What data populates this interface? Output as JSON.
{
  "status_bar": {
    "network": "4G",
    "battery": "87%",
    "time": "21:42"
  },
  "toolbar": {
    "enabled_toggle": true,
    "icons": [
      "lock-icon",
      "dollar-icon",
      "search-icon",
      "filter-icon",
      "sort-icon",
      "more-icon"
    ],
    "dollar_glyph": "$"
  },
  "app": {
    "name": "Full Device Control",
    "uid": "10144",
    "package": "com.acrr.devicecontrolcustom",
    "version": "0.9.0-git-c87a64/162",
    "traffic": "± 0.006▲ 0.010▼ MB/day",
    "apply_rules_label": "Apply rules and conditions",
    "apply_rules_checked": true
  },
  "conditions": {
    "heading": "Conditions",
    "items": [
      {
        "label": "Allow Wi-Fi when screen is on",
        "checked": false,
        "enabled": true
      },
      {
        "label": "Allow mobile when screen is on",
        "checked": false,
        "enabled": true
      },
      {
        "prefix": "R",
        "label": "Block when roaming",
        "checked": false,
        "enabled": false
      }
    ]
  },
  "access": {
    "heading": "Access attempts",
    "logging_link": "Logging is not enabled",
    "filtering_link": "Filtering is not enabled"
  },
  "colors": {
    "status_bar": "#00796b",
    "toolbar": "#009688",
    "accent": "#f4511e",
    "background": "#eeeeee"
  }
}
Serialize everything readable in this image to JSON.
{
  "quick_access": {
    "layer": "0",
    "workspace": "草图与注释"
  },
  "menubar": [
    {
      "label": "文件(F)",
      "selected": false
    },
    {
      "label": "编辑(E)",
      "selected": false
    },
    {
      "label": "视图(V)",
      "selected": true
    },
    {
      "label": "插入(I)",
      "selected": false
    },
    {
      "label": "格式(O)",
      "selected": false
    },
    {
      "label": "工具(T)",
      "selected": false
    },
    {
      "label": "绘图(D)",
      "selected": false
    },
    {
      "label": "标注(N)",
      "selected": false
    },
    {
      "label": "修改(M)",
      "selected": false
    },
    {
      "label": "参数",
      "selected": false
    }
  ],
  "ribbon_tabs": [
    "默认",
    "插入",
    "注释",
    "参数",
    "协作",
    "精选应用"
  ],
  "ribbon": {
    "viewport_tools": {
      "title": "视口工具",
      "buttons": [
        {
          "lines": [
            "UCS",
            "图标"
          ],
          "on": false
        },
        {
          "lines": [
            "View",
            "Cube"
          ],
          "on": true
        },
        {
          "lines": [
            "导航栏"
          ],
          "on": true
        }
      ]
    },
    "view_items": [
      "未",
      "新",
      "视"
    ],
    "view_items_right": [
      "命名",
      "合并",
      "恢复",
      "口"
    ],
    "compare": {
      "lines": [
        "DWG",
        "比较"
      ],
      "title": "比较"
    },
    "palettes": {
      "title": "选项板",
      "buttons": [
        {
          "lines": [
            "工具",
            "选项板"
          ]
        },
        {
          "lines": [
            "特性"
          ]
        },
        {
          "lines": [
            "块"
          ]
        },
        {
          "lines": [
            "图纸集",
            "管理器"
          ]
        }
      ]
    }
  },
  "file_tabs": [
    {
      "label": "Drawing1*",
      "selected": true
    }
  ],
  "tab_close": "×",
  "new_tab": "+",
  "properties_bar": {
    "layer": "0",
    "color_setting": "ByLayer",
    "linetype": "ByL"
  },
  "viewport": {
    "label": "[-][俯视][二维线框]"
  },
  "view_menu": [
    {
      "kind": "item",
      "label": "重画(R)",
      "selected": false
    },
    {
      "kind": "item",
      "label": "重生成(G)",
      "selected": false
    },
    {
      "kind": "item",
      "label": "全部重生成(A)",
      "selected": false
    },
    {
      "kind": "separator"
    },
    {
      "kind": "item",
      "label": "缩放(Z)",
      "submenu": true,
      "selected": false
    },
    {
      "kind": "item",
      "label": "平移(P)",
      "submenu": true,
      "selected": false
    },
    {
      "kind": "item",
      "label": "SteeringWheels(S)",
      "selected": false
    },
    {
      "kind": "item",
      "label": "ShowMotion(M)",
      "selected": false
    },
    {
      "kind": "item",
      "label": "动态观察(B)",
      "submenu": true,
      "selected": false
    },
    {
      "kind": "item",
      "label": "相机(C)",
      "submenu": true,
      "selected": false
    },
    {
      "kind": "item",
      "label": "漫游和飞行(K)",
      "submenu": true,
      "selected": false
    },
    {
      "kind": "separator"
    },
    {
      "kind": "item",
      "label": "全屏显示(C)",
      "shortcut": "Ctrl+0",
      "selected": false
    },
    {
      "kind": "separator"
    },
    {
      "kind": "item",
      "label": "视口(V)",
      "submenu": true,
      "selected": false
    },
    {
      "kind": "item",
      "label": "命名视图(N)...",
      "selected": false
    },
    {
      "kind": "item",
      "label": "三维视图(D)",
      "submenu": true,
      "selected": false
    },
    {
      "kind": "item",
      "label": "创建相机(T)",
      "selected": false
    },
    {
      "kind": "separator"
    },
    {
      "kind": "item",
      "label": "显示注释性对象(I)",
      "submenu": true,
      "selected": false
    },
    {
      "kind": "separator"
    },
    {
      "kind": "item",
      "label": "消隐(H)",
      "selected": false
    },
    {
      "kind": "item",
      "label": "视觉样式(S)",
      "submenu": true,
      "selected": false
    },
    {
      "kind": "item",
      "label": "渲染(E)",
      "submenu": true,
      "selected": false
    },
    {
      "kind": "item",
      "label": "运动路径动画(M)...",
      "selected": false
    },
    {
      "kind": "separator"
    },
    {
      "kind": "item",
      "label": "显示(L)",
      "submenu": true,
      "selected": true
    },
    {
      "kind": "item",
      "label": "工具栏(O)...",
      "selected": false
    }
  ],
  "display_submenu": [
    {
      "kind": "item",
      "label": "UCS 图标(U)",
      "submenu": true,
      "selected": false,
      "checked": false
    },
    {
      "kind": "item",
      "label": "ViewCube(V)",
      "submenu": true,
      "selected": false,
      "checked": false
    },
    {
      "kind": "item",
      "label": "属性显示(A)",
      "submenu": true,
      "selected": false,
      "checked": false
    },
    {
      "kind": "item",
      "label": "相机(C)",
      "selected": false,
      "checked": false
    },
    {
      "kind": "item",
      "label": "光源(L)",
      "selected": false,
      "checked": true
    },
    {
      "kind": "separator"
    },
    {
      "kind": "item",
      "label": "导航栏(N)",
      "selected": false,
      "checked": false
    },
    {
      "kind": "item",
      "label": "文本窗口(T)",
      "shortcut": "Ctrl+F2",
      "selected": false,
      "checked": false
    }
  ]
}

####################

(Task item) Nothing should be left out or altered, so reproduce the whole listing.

(Answer for this exercise)
What data populates this interface? Output as JSON.
{
  "status_bar": {
    "network": "4G",
    "battery": "87%",
    "time": "21:42"
  },
  "toolbar": {
    "enabled_toggle": true,
    "icons": [
      "lock-icon",
      "dollar-icon",
      "search-icon",
      "filter-icon",
      "sort-icon",
      "more-icon"
    ],
    "dollar_glyph": "$"
  },
  "app": {
    "name": "Full Device Control",
    "uid": "10144",
    "package": "com.acrr.devicecontrolcustom",
    "version": "0.9.0-git-c87a64/162",
    "traffic": "± 0.006▲ 0.010▼ MB/day",
    "apply_rules_label": "Apply rules and conditions",
    "apply_rules_checked": true
  },
  "conditions": {
    "heading": "Conditions",
    "items": [
      {
        "label": "Allow Wi-Fi when screen is on",
        "checked": false,
        "enabled": true
      },
      {
        "label": "Allow mobile when screen is on",
        "checked": false,
        "enabled": true
      },
      {
        "prefix": "R",
        "label": "Block when roaming",
        "checked": false,
        "enabled": false
      }
    ]
  },
  "access": {
    "heading": "Access attempts",
    "logging_link": "Logging is not enabled",
    "filtering_link": "Filtering is not enabled"
  },
  "colors": {
    "status_bar": "#00796b",
    "toolbar": "#009688",
    "accent": "#f4511e",
    "background": "#eeeeee"
  }
}
Serialize everything readable in this image to JSON.
{
  "quick_access": {
    "layer": "0",
    "workspace": "草图与注释"
  },
  "menubar": [
    {
      "label": "文件(F)",
      "selected": false
    },
    {
      "label": "编辑(E)",
      "selected": false
    },
    {
      "label": "视图(V)",
      "selected": true
    },
    {
      "label": "插入(I)",
      "selected": false
    },
    {
      "label": "格式(O)",
      "selected": false
    },
    {
      "label": "工具(T)",
      "selected": false
    },
    {
      "label": "绘图(D)",
      "selected": false
    },
    {
      "label": "标注(N)",
      "selected": false
    },
    {
      "label": "修改(M)",
      "selected": false
    },
    {
      "label": "参数",
      "selected": false
    }
  ],
  "ribbon_tabs": [
    "默认",
    "插入",
    "注释",
    "参数",
    "协作",
    "精选应用"
  ],
  "ribbon": {
    "viewport_tools": {
      "title": "视口工具",
      "buttons": [
        {
          "lines": [
            "UCS",
            "图标"
          ],
          "on": false
        },
        {
          "lines": [
            "View",
            "Cube"
          ],
          "on": true
        },
        {
          "lines": [
            "导航栏"
          ],
          "on": true
        }
      ]
    },
    "view_items": [
      "未",
      "新",
      "视"
    ],
    "view_items_right": [
      "命名",
      "合并",
      "恢复",
      "口"
    ],
    "compare": {
      "lines": [
        "DWG",
        "比较"
      ],
      "title": "比较"
    },
    "palettes": {
      "title": "选项板",
      "buttons": [
        {
          "lines": [
            "工具",
            "选项板"
          ]
        },
        {
          "lines": [
            "特性"
          ]
        },
        {
          "lines": [
            "块"
          ]
        },
        {
          "lines": [
            "图纸集",
            "管理器"
          ]
        }
      ]
    }
  },
  "file_tabs": [
    {
      "label": "Drawing1*",
      "selected": true
    }
  ],
  "tab_close": "×",
  "new_tab": "+",
  "properties_bar": {
    "layer": "0",
    "color_setting": "ByLayer",
    "linetype": "ByL"
  },
  "viewport": {
    "label": "[-][俯视][二维线框]"
  },
  "view_menu": [
    {
      "kind": "item",
      "label": "重画(R)",
      "selected": false
    },
    {
      "kind": "item",
      "label": "重生成(G)",
      "selected": false
    },
    {
      "kind": "item",
      "label": "全部重生成(A)",
      "selected": false
    },
    {
      "kind": "separator"
    },
    {
      "kind": "item",
      "label": "缩放(Z)",
      "submenu": true,
      "selected": false
    },
    {
      "kind": "item",
      "label": "平移(P)",
      "submenu": true,
      "selected": false
    },
    {
      "kind": "item",
      "label": "SteeringWheels(S)",
      "selected": false
    },
    {
      "kind": "item",
      "label": "ShowMotion(M)",
      "selected": false
    },
    {
      "kind": "item",
      "label": "动态观察(B)",
      "submenu": true,
      "selected": false
    },
    {
      "kind": "item",
      "label": "相机(C)",
      "submenu": true,
      "selected": false
    },
    {
      "kind": "item",
      "label": "漫游和飞行(K)",
      "submenu": true,
      "selected": false
    },
    {
      "kind": "separator"
    },
    {
      "kind": "item",
      "label": "全屏显示(C)",
      "shortcut": "Ctrl+0",
      "selected": false
    },
    {
      "kind": "separator"
    },
    {
      "kind": "item",
      "label": "视口(V)",
      "submenu": true,
      "selected": false
    },
    {
      "kind": "item",
      "label": "命名视图(N)...",
      "selected": false
    },
    {
      "kind": "item",
      "label": "三维视图(D)",
      "submenu": true,
      "selected": false
    },
    {
      "kind": "item",
      "label": "创建相机(T)",
      "selected": false
    },
    {
      "kind": "separator"
    },
    {
      "kind": "item",
      "label": "显示注释性对象(I)",
      "submenu": true,
      "selected": false
    },
    {
      "kind": "separator"
    },
    {
      "kind": "item",
      "label": "消隐(H)",
      "selected": false
    },
    {
      "kind": "item",
      "label": "视觉样式(S)",
      "submenu": true,
      "selected": false
    },
    {
      "kind": "item",
      "label": "渲染(E)",
      "submenu": true,
      "selected": false
    },
    {
      "kind": "item",
      "label": "运动路径动画(M)...",
      "selected": false
    },
    {
      "kind": "separator"
    },
    {
      "kind": "item",
      "label": "显示(L)",
      "submenu": true,
      "selected": true
    },
    {
      "kind": "item",
      "label": "工具栏(O)...",
      "selected": false
    }
  ],
  "display_submenu": [
    {
      "kind": "item",
      "label": "UCS 图标(U)",
      "submenu": true,
      "selected": false,
      "checked": false
    },
    {
      "kind": "item",
      "label": "ViewCube(V)",
      "submenu": true,
      "selected": false,
      "checked": false
    },
    {
      "kind": "item",
      "label": "属性显示(A)",
      "submenu": true,
      "selected": false,
      "checked": false
    },
    {
      "kind": "item",
      "label": "相机(C)",
      "selected": false,
      "checked": false
    },
    {
      "kind": "item",
      "label": "光源(L)",
      "selected": false,
      "checked": true
    },
    {
      "kind": "separator"
    },
    {
      "kind": "item",
      "label": "导航栏(N)",
      "selected": false,
      "checked": false
    },
    {
      "kind": "item",
      "label": "文本窗口(T)",
      "shortcut": "Ctrl+F2",
      "selected": false,
      "checked": false
    }
  ]
}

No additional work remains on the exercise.